The kids seemed fascinated. With wide eyes, they peered at the bottles, chose their favorites and speculated what might have been kept in them. Mint. Lavender. "Spells," one suggested.
Family Sunday tours tie into the drop-in art activities held in the studio from 1 to 3 p.m. On this day artist Stephanie Crowell also centered the project on glass bottles. Small bottles had been glued to heavy paper, with children encouraged to be creative about what their bottles could hold -- or what could be spilling out onto the paper. A crowd of kids and parents filled the room, the young artists descending on the crayons, construction paper, glue, red lacy hearts and "glitter station."
Crowell, an art teacher at the Community School of Music and Arts in Mountain View, supervised a table where kids squeezed colors out of droppers, getting to see what happened when primary hues met secondary ones.
Four-year-old Charlie was the picture of concentration as he carefully snipped away at a bit of blue construction paper.
"Whatever ends up as the final product is the mystery," his father, Aidan Yeaw, said with a laugh.
This was the first time Charlie and his family had visited the Cantor, which is exactly what museum officials are hoping for: new art-lovers, big and small. Or, as Wolf puts it, "the future of culture for our community."
Nearly all the new family programs are free: the family tours and drop-in art activities on Sunday afternoons, and the materials for gallery sketching and self-guided family tours, which are always available when the museum is open. (There will be a cost for the week-long summer art classes for kids.) Museum admission is also free, as is parking after 4 p.m. and on weekends.
The museum has had family programs in the past, but this new endeavor is more widespread, Wolf said. "I want to make sure that any time a family comes into the museum ... there is something you can pick up to do with children."
Wolf and her staff have done very little outreach on the program so far, wanting to see what kind of turnout they would get. They plan to expand outreach, including disseminating program brochures at several East Palo Alto locations.
As part of the new program, Wolf hired a new staff member last fall. Lauren Hahn brings an education background to her role as family-programs coordinator. A mother and self-described "museum junkie," she has a goal, she says, "to allow families respite in their busy lives."

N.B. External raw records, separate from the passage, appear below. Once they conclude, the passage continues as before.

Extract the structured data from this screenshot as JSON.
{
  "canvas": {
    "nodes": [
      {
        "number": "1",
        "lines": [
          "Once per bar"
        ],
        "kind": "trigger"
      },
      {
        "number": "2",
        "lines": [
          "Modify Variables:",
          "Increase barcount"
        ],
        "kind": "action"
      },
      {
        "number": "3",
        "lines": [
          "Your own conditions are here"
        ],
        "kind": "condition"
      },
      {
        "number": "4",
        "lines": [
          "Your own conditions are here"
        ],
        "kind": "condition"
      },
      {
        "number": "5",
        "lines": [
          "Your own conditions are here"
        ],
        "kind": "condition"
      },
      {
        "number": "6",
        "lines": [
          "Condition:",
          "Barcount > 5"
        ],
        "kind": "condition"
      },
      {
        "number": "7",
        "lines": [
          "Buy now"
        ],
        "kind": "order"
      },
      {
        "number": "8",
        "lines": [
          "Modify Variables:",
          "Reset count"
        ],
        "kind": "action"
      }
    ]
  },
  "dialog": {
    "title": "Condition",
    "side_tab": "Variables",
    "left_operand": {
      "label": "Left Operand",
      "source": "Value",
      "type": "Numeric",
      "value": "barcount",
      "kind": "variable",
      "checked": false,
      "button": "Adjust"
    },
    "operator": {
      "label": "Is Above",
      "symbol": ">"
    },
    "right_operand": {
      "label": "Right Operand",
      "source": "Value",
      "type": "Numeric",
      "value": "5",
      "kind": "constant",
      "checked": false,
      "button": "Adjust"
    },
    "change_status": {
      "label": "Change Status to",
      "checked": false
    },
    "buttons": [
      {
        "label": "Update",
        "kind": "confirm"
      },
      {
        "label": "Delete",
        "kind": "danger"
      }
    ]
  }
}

Wolf also arranged more training for Cantor staff as a whole. When you expand family programs, there are a lot of things to think about: how museum guards should handle little hands touching the art, for example, or where strollers can go.
All seems to be running smoothly on this Sunday, especially upstairs, where families are sketching in the Sigall Gallery of early-20th-century works. In one corner, a girl and mom sit on the carpet while dad lies on his stomach, the family cozily drawing together in the company of Theodore Roszak's sunny-yellow abstract 1943 sculpture "Lighter than Air." It's all quiet, and it's all about the art.
What: New Family Sunday art activities at Stanford's Cantor Arts Center
Where and when: Family half-hour tours start in the main lobby at 12:30, 1 and 1:30 p.m. Sundays, with drop-in art activities from 1 to 3 p.m. in the Moorman Studio. Families can sign out art supplies for focused drawing activities in the gallery from 1 to 3 p.m.
On all days the Cantor is open (Wednesday through Sunday from 11 a.m. to 5 p.m and Thursdays until 8 p.m.), museum patrons can pick up family guides for self-guided tours and sign out colored pencils and paper for drawing in the galleries.
Info: museum.stanford.edu or 650-723-4177.